William Clark never set foot in Clarkston, but the town adopted the name of the famous explorer who camped nearby. The residents of 1902 liked it better than the other suggestions — Lewiston or Concord.
The book “Clarkston,” part of the Images of America series, features black and white historical photos from the town’s first century. The photos were collected by Jeri Jackson McGuire of Spokane. McGuire was born in Lewiston and lived there until 1968. The majority of the photos are from the archives of the Asotin County Historical Society, the Nez Perce County Historical Society and private collections.
Photos include small captions of explanation. One of the earliest shows the ferry people used to cross between Clarkston and Lewiston until the first bridge was built in 1899 connecting the cities. Another shows an encampment of tepees in what is now downtown.
One chapter focuses on the project to irrigate the city, giving rise to fields of long-gone fruit orchards. Another is devoted to the expansive white sandy beaches that drew hundreds to the riverside every summer before the dams were built. A public bathhouse was maintained and the city paid a lifeguard. Bing Crosby can be seen visiting the Clarkston Golf & Country Club around 1950, land formerly a cemetery.
There are also photos of schools, families, various homes and more.

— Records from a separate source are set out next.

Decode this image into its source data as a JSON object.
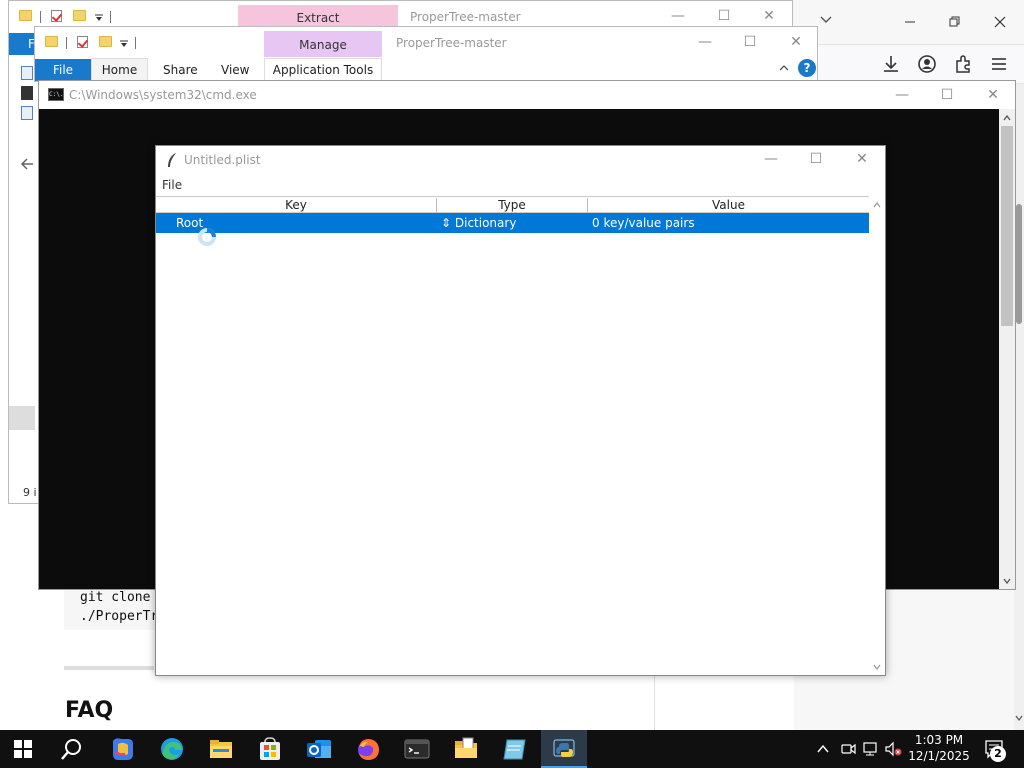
{
  "explorer_back": {
    "contextual_tab": "Extract",
    "title": "ProperTree-master",
    "tab_file_partial": "F",
    "status_partial": "9 i"
  },
  "explorer_front": {
    "contextual_tab": "Manage",
    "title": "ProperTree-master",
    "tabs": [
      "File",
      "Home",
      "Share",
      "View",
      "Application Tools"
    ]
  },
  "cmd": {
    "title": "C:\\Windows\\system32\\cmd.exe",
    "icon_text": "C:\\."
  },
  "webpage": {
    "code_line1": "git clone",
    "code_line2": "./ProperTr",
    "heading": "FAQ"
  },
  "propertree": {
    "title": "Untitled.plist",
    "menu_file": "File",
    "columns": [
      "Key",
      "Type",
      "Value"
    ],
    "rows": [
      {
        "key": "Root",
        "type": "⇕ Dictionary",
        "value": "0 key/value pairs",
        "selected": true
      }
    ]
  },
  "taskbar": {
    "time": "1:03 PM",
    "date": "12/1/2025",
    "notification_count": "2"
  },
  "colors": {
    "selection": "#0078d7",
    "taskbar_bg": "#101010",
    "cmd_bg": "#0c0c0c",
    "manage_tab": "#e8c6f4",
    "extract_tab": "#f6c4dc",
    "file_tab": "#1979ca"
  }
}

McGuire will sign copies of the book from 3 to 5 p.m. Saturday, April 18, at And Books Too, 918 Sixth St., Clarkston and and 7-8 p.m. at the Asotin County Library in Clarkston.
(“Images of America, Clarkston,” by Jeri Jackson McGuire, 127 pages, Arcadia Publishing, $21.99)
— Jennifer K. Bauer